Zambians struggle with living costs while debt restructuring goes on.


While the Comesa market in Zambia’s capital of Lusaka seems to be bustling on the surface, merchants allege that business is suffering as a result of the country’s weak currency, which is pushing up costs.

“The dollar is killing us,” said Ben Mwandila, who used to sell 15 imported blankets a month for 50 kwacha ($2.75) each transaction but now only sells 2 or 3.

According to officials and analysts, Zambia’s inability to complete a debt restructuring after defaulting on payments in 2020, as well as low copper output, have led to a weak kwacha, keeping inflation from falling in recent months.

“Bondholders who had invested in our local markets and whose bonds or investments are maturing are getting the money out and not reinvesting,” said Natalie Mwila of the Zambian research tank Centre for Trade Policy and Development.

It is putting downward pressure on our currency, causing prices to rise across the board.

The value of the kwacha rose from more than 22 per dollar in July 2021 (before President Hakainde Hichilema took office) to as low as 15.4 kwacha per dollar in September 2022 as faith in the new leadership developed.

However, when the debt restructuring continued until March, the currency rate soared beyond 21 kwacha once again, albeit it has since firmed by 14%.

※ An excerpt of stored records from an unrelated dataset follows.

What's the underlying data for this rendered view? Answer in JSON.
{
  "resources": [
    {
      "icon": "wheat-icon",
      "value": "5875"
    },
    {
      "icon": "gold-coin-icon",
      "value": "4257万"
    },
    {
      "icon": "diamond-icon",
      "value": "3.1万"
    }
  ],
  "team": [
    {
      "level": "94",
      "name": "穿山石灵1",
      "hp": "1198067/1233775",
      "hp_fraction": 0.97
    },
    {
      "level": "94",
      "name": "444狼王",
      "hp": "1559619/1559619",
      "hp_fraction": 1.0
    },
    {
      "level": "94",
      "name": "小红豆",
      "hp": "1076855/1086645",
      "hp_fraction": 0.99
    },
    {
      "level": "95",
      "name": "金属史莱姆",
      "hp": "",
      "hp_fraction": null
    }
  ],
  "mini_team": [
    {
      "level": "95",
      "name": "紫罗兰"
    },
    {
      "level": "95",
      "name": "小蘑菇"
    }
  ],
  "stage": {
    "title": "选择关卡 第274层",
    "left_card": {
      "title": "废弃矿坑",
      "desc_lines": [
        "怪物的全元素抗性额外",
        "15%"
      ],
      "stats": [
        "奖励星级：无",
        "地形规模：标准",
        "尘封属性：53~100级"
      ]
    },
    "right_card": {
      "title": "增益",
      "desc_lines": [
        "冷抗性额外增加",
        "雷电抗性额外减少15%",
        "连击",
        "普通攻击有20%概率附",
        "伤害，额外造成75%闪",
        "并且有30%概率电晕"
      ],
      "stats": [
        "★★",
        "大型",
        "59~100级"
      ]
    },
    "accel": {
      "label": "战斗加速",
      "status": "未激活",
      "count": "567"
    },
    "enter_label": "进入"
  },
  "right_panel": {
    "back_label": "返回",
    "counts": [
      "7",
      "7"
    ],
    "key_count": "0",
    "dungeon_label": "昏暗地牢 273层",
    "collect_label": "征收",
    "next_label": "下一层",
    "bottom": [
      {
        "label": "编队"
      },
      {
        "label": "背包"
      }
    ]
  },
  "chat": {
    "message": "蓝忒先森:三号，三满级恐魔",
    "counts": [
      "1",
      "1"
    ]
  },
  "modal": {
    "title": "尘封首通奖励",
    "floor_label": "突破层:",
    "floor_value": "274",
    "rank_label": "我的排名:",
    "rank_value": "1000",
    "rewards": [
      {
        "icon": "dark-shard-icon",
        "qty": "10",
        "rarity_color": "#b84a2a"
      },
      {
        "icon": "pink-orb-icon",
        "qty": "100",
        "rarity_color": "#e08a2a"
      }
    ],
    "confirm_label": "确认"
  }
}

Inflation has been about 10% since June 2022, down from a peak of 24.6% in August 2021. Foreign investors held 24.7% of Zambia’s domestic government debt in the third quarter of 2022, down from 29% a year earlier, according to the most recent central bank figures.

Meanwhile, ordinary Zambians are having a difficult time. A minimal monthly food basket cost almost 9,000 kwacha in December, according to the Jesuit Centre for Theological Reflection, more than twice the national average monthly pay of 4,393 kwacha.


Related Posts

Illuminating the Promise of Africa.

Receive captivating stories direct to your inbox that reveal the cultures, innovations, and changemakers shaping the continent.